### [Goal of the exercise]
Go through the material below and report how many lines contain "바랍니다". Give only the number.

>>>

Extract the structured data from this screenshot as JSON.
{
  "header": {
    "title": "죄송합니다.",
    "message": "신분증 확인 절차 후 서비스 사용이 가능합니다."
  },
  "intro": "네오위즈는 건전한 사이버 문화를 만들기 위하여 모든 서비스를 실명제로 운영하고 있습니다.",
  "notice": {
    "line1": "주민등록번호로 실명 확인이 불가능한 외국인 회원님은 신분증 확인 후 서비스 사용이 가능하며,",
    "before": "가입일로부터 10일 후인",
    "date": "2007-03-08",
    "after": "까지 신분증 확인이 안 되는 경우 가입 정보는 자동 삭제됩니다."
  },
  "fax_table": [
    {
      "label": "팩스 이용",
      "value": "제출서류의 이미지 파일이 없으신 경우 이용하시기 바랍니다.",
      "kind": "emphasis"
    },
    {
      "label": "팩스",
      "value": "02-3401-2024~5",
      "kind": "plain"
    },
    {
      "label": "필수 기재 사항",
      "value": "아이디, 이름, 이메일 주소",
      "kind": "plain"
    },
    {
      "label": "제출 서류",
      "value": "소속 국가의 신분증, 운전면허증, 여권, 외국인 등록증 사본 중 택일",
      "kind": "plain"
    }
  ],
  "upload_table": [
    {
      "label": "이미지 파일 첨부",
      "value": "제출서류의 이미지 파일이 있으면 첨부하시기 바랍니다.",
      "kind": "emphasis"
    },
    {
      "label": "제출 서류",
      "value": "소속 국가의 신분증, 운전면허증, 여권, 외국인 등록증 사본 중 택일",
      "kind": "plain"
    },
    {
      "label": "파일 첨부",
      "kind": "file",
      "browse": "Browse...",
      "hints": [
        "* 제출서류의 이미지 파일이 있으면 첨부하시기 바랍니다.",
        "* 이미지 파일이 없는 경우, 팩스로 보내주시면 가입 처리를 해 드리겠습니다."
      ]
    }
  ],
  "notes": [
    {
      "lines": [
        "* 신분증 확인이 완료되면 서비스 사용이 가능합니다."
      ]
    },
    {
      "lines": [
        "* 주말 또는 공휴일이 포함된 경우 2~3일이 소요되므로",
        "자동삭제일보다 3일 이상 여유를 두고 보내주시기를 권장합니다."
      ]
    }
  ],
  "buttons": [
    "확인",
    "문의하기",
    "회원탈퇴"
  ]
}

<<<
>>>

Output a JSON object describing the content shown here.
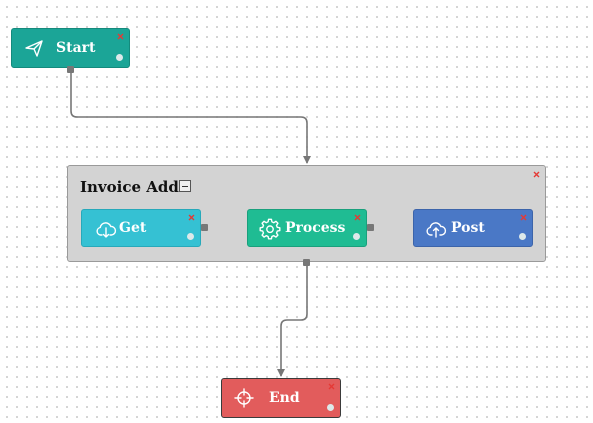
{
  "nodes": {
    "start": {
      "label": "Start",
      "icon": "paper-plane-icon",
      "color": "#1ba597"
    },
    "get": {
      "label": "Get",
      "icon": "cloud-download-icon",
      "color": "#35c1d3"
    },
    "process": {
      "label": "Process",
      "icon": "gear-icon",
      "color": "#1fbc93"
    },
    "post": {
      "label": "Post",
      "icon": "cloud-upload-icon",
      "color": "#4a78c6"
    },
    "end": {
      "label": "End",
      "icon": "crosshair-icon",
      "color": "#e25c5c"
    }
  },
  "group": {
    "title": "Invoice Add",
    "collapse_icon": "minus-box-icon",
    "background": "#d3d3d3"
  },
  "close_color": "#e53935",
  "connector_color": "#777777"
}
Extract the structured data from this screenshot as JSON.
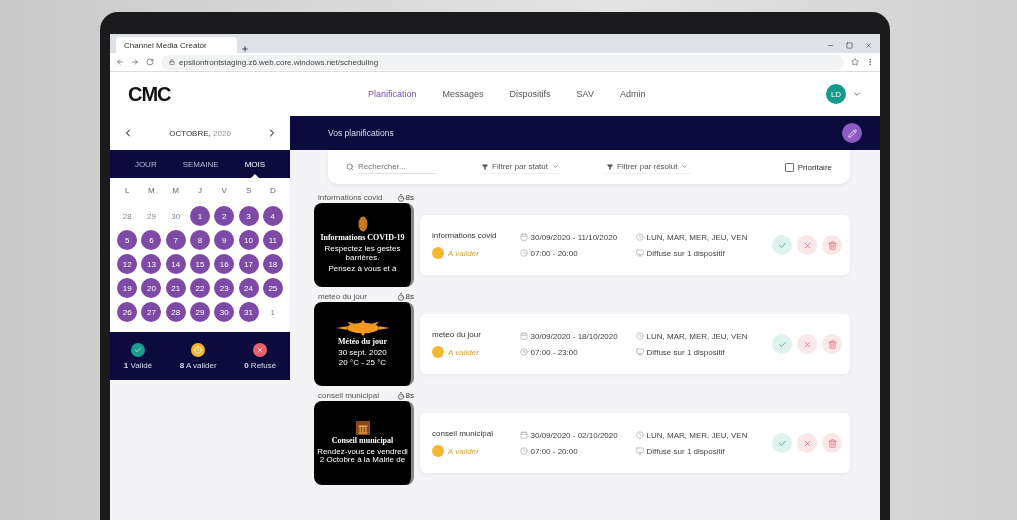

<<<

### [Finished task]
3